Exercise description → For every entry, output the exact wording.
[Material for this task — start]
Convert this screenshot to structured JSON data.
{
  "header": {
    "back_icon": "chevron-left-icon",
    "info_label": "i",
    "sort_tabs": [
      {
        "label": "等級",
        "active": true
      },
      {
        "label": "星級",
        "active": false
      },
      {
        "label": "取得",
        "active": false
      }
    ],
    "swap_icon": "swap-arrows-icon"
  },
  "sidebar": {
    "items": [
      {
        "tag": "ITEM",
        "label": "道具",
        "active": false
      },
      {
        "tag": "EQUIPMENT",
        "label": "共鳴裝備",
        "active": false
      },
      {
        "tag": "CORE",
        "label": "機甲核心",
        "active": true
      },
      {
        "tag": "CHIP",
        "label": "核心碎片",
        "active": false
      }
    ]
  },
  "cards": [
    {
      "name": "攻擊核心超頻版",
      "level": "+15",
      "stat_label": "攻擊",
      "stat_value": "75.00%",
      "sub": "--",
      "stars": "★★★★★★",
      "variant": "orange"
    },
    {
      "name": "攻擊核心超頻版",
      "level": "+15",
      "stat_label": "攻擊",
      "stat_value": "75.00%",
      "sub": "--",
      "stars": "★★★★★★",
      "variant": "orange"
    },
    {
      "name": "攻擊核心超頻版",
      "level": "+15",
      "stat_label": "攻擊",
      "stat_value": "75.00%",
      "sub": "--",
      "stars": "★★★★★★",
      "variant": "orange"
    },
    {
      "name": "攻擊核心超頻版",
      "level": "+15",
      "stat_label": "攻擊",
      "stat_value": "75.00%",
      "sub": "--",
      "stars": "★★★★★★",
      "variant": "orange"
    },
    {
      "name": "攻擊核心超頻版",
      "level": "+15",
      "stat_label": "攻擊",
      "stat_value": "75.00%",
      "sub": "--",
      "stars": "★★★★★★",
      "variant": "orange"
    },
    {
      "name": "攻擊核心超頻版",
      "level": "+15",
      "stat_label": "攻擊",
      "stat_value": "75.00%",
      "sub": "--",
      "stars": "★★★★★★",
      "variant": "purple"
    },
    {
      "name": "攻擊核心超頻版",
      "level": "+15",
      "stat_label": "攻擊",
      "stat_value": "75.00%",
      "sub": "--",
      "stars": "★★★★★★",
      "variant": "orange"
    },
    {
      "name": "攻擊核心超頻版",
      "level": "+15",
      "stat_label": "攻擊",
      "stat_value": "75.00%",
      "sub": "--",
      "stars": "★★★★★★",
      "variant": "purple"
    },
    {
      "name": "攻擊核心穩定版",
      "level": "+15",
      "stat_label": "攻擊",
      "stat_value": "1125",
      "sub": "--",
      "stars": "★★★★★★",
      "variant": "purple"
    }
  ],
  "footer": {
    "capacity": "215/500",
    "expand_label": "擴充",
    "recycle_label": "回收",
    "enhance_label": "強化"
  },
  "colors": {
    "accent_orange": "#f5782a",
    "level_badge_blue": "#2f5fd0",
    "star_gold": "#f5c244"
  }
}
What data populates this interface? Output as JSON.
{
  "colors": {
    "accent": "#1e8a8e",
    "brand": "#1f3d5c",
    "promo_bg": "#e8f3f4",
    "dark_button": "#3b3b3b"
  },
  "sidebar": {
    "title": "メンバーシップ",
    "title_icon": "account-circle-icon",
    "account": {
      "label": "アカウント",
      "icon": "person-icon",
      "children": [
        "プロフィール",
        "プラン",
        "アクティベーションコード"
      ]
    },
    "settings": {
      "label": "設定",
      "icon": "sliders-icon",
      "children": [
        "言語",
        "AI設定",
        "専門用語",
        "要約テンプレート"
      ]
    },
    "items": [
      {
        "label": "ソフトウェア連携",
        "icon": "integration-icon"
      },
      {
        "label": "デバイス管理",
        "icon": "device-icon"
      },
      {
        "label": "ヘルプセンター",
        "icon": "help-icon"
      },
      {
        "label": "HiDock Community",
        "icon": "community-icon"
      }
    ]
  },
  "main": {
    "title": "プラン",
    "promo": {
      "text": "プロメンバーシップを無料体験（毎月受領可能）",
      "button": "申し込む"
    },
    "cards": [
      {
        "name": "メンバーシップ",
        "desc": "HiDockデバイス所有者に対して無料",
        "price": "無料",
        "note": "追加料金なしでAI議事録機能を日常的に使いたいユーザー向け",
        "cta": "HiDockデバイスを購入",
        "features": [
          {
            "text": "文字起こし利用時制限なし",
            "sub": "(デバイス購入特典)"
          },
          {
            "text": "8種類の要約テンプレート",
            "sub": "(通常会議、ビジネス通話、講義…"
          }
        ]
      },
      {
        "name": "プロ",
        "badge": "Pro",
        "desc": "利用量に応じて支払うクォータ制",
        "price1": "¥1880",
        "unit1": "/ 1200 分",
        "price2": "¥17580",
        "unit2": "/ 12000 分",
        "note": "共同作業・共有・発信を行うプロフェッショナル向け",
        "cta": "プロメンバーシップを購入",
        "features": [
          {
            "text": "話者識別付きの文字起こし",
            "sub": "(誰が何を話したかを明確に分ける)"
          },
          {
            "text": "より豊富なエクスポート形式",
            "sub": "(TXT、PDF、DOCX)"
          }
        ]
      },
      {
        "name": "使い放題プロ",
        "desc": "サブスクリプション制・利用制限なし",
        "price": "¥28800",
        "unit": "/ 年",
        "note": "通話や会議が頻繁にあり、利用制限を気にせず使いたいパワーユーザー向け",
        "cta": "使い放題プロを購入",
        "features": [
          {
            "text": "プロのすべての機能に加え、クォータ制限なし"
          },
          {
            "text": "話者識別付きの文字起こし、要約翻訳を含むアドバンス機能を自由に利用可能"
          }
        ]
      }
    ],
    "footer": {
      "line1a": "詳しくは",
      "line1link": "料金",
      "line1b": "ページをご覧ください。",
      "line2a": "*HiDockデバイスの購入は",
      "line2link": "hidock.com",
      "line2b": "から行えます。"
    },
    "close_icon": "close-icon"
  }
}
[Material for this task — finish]
Answer to this problem →
Convert this screenshot to structured JSON data.
{
  "header": {
    "back_icon": "chevron-left-icon",
    "info_label": "i",
    "sort_tabs": [
      {
        "label": "等級",
        "active": true
      },
      {
        "label": "星級",
        "active": false
      },
      {
        "label": "取得",
        "active": false
      }
    ],
    "swap_icon": "swap-arrows-icon"
  },
  "sidebar": {
    "items": [
      {
        "tag": "ITEM",
        "label": "道具",
        "active": false
      },
      {
        "tag": "EQUIPMENT",
        "label": "共鳴裝備",
        "active": false
      },
      {
        "tag": "CORE",
        "label": "機甲核心",
        "active": true
      },
      {
        "tag": "CHIP",
        "label": "核心碎片",
        "active": false
      }
    ]
  },
  "cards": [
    {
      "name": "攻擊核心超頻版",
      "level": "+15",
      "stat_label": "攻擊",
      "stat_value": "75.00%",
      "sub": "--",
      "stars": "★★★★★★",
      "variant": "orange"
    },
    {
      "name": "攻擊核心超頻版",
      "level": "+15",
      "stat_label": "攻擊",
      "stat_value": "75.00%",
      "sub": "--",
      "stars": "★★★★★★",
      "variant": "orange"
    },
    {
      "name": "攻擊核心超頻版",
      "level": "+15",
      "stat_label": "攻擊",
      "stat_value": "75.00%",
      "sub": "--",
      "stars": "★★★★★★",
      "variant": "orange"
    },
    {
      "name": "攻擊核心超頻版",
      "level": "+15",
      "stat_label": "攻擊",
      "stat_value": "75.00%",
      "sub": "--",
      "stars": "★★★★★★",
      "variant": "orange"
    },
    {
      "name": "攻擊核心超頻版",
      "level": "+15",
      "stat_label": "攻擊",
      "stat_value": "75.00%",
      "sub": "--",
      "stars": "★★★★★★",
      "variant": "orange"
    },
    {
      "name": "攻擊核心超頻版",
      "level": "+15",
      "stat_label": "攻擊",
      "stat_value": "75.00%",
      "sub": "--",
      "stars": "★★★★★★",
      "variant": "purple"
    },
    {
      "name": "攻擊核心超頻版",
      "level": "+15",
      "stat_label": "攻擊",
      "stat_value": "75.00%",
      "sub": "--",
      "stars": "★★★★★★",
      "variant": "orange"
    },
    {
      "name": "攻擊核心超頻版",
      "level": "+15",
      "stat_label": "攻擊",
      "stat_value": "75.00%",
      "sub": "--",
      "stars": "★★★★★★",
      "variant": "purple"
    },
    {
      "name": "攻擊核心穩定版",
      "level": "+15",
      "stat_label": "攻擊",
      "stat_value": "1125",
      "sub": "--",
      "stars": "★★★★★★",
      "variant": "purple"
    }
  ],
  "footer": {
    "capacity": "215/500",
    "expand_label": "擴充",
    "recycle_label": "回收",
    "enhance_label": "強化"
  },
  "colors": {
    "accent_orange": "#f5782a",
    "level_badge_blue": "#2f5fd0",
    "star_gold": "#f5c244"
  }
}
What data populates this interface? Output as JSON.
{
  "colors": {
    "accent": "#1e8a8e",
    "brand": "#1f3d5c",
    "promo_bg": "#e8f3f4",
    "dark_button": "#3b3b3b"
  },
  "sidebar": {
    "title": "メンバーシップ",
    "title_icon": "account-circle-icon",
    "account": {
      "label": "アカウント",
      "icon": "person-icon",
      "children": [
        "プロフィール",
        "プラン",
        "アクティベーションコード"
      ]
    },
    "settings": {
      "label": "設定",
      "icon": "sliders-icon",
      "children": [
        "言語",
        "AI設定",
        "専門用語",
        "要約テンプレート"
      ]
    },
    "items": [
      {
        "label": "ソフトウェア連携",
        "icon": "integration-icon"
      },
      {
        "label": "デバイス管理",
        "icon": "device-icon"
      },
      {
        "label": "ヘルプセンター",
        "icon": "help-icon"
      },
      {
        "label": "HiDock Community",
        "icon": "community-icon"
      }
    ]
  },
  "main": {
    "title": "プラン",
    "promo": {
      "text": "プロメンバーシップを無料体験（毎月受領可能）",
      "button": "申し込む"
    },
    "cards": [
      {
        "name": "メンバーシップ",
        "desc": "HiDockデバイス所有者に対して無料",
        "price": "無料",
        "note": "追加料金なしでAI議事録機能を日常的に使いたいユーザー向け",
        "cta": "HiDockデバイスを購入",
        "features": [
          {
            "text": "文字起こし利用時制限なし",
            "sub": "(デバイス購入特典)"
          },
          {
            "text": "8種類の要約テンプレート",
            "sub": "(通常会議、ビジネス通話、講義…"
          }
        ]
      },
      {
        "name": "プロ",
        "badge": "Pro",
        "desc": "利用量に応じて支払うクォータ制",
        "price1": "¥1880",
        "unit1": "/ 1200 分",
        "price2": "¥17580",
        "unit2": "/ 12000 分",
        "note": "共同作業・共有・発信を行うプロフェッショナル向け",
        "cta": "プロメンバーシップを購入",
        "features": [
          {
            "text": "話者識別付きの文字起こし",
            "sub": "(誰が何を話したかを明確に分ける)"
          },
          {
            "text": "より豊富なエクスポート形式",
            "sub": "(TXT、PDF、DOCX)"
          }
        ]
      },
      {
        "name": "使い放題プロ",
        "desc": "サブスクリプション制・利用制限なし",
        "price": "¥28800",
        "unit": "/ 年",
        "note": "通話や会議が頻繁にあり、利用制限を気にせず使いたいパワーユーザー向け",
        "cta": "使い放題プロを購入",
        "features": [
          {
            "text": "プロのすべての機能に加え、クォータ制限なし"
          },
          {
            "text": "話者識別付きの文字起こし、要約翻訳を含むアドバンス機能を自由に利用可能"
          }
        ]
      }
    ],
    "footer": {
      "line1a": "詳しくは",
      "line1link": "料金",
      "line1b": "ページをご覧ください。",
      "line2a": "*HiDockデバイスの購入は",
      "line2link": "hidock.com",
      "line2b": "から行えます。"
    },
    "close_icon": "close-icon"
  }
}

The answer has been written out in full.